There's a lot of talk around the coffee shops here in Ballarat on who
will take the golden prize in the men's elite road race this Sunday.

Check
out the calibre of rider and it's fair to say it's got to be one of the
most open fields Open's 12 year history.

But I'm not so sure.

Personally,
I'd say Michael Rogers is the short priced favourite.

I mean
everything points to "Dodger" delivering the goods after his
disappointment at finishing second around Mount Buninyong last year
behind Peter McDonald.

From all accounts Rogers is much lighter
than we've come to know him which suggests he's been training the house
down - not sure how that's possible in the snow-affected climes of
northern Italy where he was up until Christmas.

By not appearing
in his pet event - the time trial - last Wednesday, it suggests he's
focused only on the the green and gold jersey that comes with the spoils
of the road race champion.

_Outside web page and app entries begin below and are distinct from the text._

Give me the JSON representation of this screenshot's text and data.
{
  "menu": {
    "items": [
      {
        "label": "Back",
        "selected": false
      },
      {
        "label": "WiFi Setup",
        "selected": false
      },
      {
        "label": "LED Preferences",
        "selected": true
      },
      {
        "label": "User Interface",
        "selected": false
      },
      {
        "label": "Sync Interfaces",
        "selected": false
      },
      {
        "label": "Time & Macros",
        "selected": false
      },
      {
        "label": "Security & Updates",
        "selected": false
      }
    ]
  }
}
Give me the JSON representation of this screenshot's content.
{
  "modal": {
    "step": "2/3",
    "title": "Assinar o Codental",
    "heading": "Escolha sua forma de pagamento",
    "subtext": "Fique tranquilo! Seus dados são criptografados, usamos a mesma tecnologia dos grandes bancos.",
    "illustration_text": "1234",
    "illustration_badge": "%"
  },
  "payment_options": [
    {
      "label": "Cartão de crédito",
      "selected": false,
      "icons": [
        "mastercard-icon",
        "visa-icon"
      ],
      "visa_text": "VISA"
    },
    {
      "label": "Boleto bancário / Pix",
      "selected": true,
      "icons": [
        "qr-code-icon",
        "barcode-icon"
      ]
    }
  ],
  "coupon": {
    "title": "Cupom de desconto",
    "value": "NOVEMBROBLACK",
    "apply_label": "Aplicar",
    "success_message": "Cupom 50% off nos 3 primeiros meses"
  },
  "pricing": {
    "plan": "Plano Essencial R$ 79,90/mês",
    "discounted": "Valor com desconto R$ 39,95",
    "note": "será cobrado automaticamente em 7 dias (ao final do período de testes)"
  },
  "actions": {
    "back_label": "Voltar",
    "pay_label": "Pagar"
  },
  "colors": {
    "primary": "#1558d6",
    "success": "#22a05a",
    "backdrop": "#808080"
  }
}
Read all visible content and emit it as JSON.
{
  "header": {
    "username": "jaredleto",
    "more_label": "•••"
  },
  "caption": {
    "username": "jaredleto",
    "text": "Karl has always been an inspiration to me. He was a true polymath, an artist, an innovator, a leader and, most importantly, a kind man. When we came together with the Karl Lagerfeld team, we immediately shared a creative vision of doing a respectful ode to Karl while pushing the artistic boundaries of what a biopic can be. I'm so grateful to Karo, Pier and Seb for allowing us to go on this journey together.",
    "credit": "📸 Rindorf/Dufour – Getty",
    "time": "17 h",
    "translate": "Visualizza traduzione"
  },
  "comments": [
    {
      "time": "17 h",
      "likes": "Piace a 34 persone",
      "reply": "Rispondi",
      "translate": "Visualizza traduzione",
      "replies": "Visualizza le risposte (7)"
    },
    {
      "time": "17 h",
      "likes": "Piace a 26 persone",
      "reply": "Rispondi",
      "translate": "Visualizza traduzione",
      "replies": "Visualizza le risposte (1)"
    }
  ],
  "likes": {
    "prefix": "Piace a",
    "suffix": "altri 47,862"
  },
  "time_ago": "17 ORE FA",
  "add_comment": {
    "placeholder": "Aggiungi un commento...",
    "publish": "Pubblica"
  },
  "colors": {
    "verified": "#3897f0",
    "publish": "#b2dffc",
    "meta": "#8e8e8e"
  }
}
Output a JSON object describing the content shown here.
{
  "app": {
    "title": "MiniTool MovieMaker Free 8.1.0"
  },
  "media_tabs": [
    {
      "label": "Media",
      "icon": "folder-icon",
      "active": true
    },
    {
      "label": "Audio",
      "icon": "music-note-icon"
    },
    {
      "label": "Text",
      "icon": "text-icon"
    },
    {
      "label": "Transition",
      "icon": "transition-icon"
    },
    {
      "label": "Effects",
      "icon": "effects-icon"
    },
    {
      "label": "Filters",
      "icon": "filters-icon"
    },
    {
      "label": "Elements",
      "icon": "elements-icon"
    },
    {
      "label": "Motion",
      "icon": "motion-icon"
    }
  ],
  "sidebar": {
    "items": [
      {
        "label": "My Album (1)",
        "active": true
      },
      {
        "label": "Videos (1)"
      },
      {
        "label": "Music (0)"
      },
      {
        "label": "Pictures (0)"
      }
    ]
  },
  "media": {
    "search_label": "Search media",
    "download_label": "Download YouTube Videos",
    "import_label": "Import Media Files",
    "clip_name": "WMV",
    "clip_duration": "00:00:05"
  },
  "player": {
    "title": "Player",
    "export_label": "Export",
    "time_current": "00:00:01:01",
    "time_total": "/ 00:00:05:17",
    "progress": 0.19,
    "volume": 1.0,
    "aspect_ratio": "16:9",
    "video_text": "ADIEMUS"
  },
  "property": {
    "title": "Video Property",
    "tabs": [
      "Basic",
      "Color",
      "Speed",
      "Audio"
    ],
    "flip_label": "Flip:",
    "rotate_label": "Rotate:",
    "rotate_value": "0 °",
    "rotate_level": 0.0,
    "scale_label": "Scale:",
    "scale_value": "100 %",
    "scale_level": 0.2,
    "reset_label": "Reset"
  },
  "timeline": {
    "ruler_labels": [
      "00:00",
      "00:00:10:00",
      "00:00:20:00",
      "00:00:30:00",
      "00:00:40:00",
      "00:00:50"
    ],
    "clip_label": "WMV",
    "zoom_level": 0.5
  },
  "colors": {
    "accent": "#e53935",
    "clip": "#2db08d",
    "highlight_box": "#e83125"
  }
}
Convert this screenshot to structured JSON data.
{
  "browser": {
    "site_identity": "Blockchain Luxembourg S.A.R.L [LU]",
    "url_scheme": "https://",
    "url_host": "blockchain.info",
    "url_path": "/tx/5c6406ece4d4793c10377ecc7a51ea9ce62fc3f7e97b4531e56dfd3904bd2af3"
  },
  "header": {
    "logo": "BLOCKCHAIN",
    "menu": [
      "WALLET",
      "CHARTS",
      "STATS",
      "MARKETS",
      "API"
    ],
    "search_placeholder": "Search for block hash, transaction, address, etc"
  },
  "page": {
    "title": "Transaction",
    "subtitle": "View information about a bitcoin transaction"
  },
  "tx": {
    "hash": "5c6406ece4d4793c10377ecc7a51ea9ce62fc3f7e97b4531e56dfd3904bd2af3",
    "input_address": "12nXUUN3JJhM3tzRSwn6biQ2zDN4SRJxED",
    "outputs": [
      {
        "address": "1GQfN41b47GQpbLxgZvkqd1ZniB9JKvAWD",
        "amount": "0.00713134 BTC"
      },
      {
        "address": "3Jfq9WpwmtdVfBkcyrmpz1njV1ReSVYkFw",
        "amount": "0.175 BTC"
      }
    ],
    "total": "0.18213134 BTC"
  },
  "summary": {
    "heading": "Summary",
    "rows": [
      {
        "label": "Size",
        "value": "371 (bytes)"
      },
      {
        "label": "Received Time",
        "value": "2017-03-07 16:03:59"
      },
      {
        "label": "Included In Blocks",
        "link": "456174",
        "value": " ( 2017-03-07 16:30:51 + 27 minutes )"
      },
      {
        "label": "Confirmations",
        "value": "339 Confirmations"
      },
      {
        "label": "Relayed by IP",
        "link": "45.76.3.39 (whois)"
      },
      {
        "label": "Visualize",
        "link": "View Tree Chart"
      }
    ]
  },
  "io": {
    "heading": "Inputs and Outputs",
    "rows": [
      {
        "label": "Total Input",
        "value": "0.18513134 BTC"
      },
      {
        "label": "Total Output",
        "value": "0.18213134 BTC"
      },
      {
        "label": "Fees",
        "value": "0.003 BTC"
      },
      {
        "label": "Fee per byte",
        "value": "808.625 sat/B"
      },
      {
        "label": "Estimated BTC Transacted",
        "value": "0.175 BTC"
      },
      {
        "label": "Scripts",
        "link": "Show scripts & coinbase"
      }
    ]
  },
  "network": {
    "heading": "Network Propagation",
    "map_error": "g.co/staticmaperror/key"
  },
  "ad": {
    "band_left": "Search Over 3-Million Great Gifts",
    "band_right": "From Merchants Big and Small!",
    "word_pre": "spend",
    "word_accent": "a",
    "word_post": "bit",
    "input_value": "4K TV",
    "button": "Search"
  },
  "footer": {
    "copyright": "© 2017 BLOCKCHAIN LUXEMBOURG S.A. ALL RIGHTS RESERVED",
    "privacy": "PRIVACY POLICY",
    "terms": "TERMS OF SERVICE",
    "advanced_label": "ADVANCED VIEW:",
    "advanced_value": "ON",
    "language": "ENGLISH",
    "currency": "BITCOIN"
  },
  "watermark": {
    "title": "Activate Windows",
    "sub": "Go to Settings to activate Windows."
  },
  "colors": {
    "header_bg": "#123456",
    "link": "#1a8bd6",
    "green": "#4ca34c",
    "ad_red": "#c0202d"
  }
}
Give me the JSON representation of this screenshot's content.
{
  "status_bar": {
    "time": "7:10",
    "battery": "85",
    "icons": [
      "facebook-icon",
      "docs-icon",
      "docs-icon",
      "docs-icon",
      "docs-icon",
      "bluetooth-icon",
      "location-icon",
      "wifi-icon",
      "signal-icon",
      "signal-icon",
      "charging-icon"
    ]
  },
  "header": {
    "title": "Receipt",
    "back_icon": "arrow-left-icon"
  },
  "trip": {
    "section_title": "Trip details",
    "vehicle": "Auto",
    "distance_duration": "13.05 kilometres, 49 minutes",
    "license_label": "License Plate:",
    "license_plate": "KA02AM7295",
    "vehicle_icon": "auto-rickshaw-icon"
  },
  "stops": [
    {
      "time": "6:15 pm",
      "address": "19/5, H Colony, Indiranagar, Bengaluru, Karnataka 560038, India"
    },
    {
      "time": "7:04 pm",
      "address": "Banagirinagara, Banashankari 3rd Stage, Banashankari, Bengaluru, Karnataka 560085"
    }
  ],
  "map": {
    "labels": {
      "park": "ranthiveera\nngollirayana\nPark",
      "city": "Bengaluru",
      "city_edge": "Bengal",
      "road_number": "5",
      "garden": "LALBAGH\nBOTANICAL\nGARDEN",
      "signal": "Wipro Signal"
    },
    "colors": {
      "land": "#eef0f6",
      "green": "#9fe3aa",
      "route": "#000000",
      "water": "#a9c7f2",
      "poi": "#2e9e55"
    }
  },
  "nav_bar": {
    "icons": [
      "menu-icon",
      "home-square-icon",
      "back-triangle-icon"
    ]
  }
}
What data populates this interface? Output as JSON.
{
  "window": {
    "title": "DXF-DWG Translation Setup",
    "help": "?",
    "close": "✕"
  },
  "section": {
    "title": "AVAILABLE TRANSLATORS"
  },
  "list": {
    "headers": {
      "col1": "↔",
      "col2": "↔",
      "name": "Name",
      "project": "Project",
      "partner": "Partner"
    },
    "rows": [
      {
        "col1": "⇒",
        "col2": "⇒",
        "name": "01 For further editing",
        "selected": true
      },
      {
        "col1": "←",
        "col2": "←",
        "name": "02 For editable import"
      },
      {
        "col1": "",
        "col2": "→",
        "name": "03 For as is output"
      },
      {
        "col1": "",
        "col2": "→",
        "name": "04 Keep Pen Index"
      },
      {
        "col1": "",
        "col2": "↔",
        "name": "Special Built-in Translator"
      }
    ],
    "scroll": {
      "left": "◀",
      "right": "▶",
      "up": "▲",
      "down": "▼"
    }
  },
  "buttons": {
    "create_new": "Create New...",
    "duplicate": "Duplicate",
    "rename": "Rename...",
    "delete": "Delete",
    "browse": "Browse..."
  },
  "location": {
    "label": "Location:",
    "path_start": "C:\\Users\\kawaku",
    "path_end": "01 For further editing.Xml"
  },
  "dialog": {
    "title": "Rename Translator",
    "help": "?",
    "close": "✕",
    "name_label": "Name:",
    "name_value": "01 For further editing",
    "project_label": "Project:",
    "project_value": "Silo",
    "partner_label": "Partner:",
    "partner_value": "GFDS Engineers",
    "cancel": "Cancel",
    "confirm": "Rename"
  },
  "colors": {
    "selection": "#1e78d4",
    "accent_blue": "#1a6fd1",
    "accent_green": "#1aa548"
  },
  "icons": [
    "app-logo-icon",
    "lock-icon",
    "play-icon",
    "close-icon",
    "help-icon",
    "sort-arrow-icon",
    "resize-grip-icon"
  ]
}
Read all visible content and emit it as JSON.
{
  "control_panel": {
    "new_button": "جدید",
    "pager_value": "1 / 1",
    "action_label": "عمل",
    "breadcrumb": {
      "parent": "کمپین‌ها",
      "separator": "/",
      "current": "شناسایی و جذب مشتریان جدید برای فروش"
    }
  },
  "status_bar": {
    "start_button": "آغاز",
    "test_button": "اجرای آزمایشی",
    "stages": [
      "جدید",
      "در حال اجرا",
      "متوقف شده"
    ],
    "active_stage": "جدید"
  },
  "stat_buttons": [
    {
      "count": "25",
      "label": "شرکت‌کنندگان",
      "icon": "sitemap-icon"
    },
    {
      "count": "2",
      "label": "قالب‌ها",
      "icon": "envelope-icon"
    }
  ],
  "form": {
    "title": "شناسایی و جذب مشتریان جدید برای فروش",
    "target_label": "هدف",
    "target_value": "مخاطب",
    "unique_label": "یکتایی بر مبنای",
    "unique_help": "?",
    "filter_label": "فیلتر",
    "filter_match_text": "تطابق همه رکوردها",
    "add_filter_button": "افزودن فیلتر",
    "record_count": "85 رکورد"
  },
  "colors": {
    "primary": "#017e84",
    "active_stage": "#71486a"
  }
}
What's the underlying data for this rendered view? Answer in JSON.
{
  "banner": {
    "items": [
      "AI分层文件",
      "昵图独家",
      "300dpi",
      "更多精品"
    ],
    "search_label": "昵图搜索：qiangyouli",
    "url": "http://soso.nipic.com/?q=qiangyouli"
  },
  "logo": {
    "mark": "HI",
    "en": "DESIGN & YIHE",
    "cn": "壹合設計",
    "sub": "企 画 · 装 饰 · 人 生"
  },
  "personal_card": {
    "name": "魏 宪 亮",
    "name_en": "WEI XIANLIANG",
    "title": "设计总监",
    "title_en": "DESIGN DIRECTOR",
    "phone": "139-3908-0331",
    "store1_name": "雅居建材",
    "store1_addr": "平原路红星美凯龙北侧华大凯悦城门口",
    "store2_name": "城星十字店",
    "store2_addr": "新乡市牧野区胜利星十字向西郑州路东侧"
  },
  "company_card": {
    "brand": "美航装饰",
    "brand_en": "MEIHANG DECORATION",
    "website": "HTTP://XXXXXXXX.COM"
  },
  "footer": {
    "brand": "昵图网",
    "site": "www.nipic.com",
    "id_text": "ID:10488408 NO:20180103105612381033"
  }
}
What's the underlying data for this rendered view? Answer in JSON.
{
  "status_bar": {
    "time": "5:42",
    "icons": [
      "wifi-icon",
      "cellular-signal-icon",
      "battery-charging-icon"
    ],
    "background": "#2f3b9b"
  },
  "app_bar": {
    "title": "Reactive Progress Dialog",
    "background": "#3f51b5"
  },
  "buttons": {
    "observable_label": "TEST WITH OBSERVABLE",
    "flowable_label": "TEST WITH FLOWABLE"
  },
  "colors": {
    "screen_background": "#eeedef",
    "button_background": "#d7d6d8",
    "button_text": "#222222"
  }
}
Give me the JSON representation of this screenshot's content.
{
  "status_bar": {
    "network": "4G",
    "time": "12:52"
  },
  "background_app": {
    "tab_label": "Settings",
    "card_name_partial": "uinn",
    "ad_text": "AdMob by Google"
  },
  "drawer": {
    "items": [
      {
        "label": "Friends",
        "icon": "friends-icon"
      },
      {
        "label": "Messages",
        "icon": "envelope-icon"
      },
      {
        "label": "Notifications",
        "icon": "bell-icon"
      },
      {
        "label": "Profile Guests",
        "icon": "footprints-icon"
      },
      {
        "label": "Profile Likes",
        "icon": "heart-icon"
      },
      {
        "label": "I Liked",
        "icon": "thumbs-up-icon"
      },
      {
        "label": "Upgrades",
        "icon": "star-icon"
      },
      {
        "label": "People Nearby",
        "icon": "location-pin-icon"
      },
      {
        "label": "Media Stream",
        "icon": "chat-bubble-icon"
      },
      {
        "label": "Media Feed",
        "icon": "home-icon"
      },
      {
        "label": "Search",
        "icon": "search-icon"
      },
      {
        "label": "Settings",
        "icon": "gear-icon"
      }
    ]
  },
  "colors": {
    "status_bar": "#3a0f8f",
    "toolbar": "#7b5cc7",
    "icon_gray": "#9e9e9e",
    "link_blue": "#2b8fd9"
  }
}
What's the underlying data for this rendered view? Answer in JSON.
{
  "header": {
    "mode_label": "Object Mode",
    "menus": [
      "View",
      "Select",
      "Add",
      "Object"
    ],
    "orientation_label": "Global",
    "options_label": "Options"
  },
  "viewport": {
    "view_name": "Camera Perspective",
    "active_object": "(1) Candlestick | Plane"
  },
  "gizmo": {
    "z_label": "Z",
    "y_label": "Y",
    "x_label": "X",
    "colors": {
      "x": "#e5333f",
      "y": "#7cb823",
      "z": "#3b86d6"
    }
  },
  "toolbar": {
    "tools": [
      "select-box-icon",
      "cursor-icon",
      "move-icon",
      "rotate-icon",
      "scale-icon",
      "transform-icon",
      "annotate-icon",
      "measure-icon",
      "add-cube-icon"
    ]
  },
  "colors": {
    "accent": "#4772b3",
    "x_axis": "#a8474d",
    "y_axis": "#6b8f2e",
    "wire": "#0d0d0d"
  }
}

Let's face it, Rogers has nothing to
prove in the race-against-the-clock. After all, he's a triple world
champion and a national champion of his country.

If you look at
his career record, it shows it's been several years since he won a stage
race - seven years in fact when he took overall honours at the Tour of
Germany, his last major victory.

By finishing on the podium in
last year's wet and wintry Tour of California he proved he still has
what it takes to be competitive a big event, and he was still in the
hunt for the Maglia Rosa at the Giro three months later, only to
falter in the all-important time trial.

Was that the turning
point in his decision to review his career objectives?

At 30,
Rogers is at an age where simply relying on the TT for success may be
too difficult.

I've got my fingers that all will fall into place
in 2010 starting with collecting the national jersey and wearing it with
pride on the roads of Europe.